BARTLETT— A visiting teenager found a gun in the water at Diana's Baths last week, said Conway police, who said the weapon appears to have been stolen in Rochester.
Diana's Baths is a series of pools and cascades managed by the U.S. Forest Service. The trailhead is off of West Side Road roughly 2 1/2 miles from North Conway Village.
News of the gun came to the Sun's attention when Conway Town Manager Tom Holmes mentioned it during the town manager's report portion of Tuesday's Conway selectmen's meeting.
"A young boy found a gun in the water," said Holmes.
He said the boy turned the gun into the parking attendants at the Baths, who called Conway Police. After determining that the Baths are actually in Bartlett, Conway PD turned the matter over to the Bartlett Police.
Bartlett Police Chief Christopher Keaton, citing a police report by Sgt. Richard Laferriere, confirmed that the handgun had been found last Friday at Diana's Baths by a 14-year-old boy at around 11:43 a.m.
Keaton said the gun is a 9 mm Taurus semiautomatic handgun.
"He told his parents about it, they took a picture of it in the water, and then they picked the gun up," said Keaton. "The father (identified as Richard Wheaton of Sharon) was able to take the magazine out of the weapon, but he was not able to work the slide on it because it was rusted shut."
Keaton declined to name the juvenile. He said the family was apparently there visiting for the holiday weekend.
The Sun attempted to reach Wheaton by phone and email without success.
Keaton said apparently the magazine didn't have bullets in it and determined that there was not a bullet in the chamber by measuring the depth of the barrel.
"When the barrel is, say, 4 inches long and you can only put something in 3 inches long that would tell you that there would be a bullet in the chamber," Keaton explained.
Laferriere ran the gun's serial number through the Carroll County Sheriff's Office computer system, which indicated the gun was from Rochester.
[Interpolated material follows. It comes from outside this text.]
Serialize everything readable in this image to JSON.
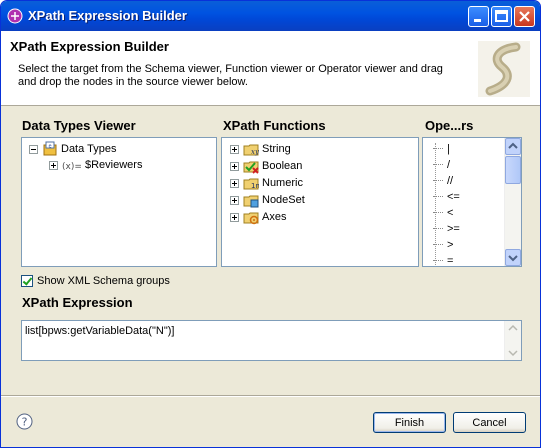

Rochester police were notified that the gun was recovered.
According to Rochester Police, the gun was reported stolen in May of 2018 when the owner had noticed it was missing.
In other Diana's Baths news, Holmes said he received an email from the U.S. Forest Service praising the town's parking attendants for their handling of traffic at the Baths, where visitors routinely waited for over an hour to get a parking spot.
"My staff speaks very highly of the work your employees are doing at Diana's Baths this year," said the email from Assistant District Ranger Brian Johnston. "They are very effective in managing the traffic flow and have really positive attitudes."
However, Selectman Mary Carey Seavey said she took a complaint from a resident about the traffic situation.
"I listened to somebody for 45 minutes on the phone who wasn't happy," said Seavey, adding that the person was upset about the traffic and people parking on the road and double parking.
Holmes added that he got a request from a condominium owner who lives nearby who asked that the town have attendants at the Baths seven days a week rather than just weekends. However, Holmes said that would have cost $10,000 and created scheduling issues like keeping track of vacation days.
According to Holmes, over the busy holiday weekend, police had to give out "a heck of a lot of tickets" all over town as well as having cars towed from places like First Bridge and Davis Park.
Contrary to that statement, Conway Police Lt. Chris Mattei said eight tickets were issued at Diana's Baths and seven at Davis Park and no cars were towed. He also said no vehicles were ticketed or towed from First Bridge.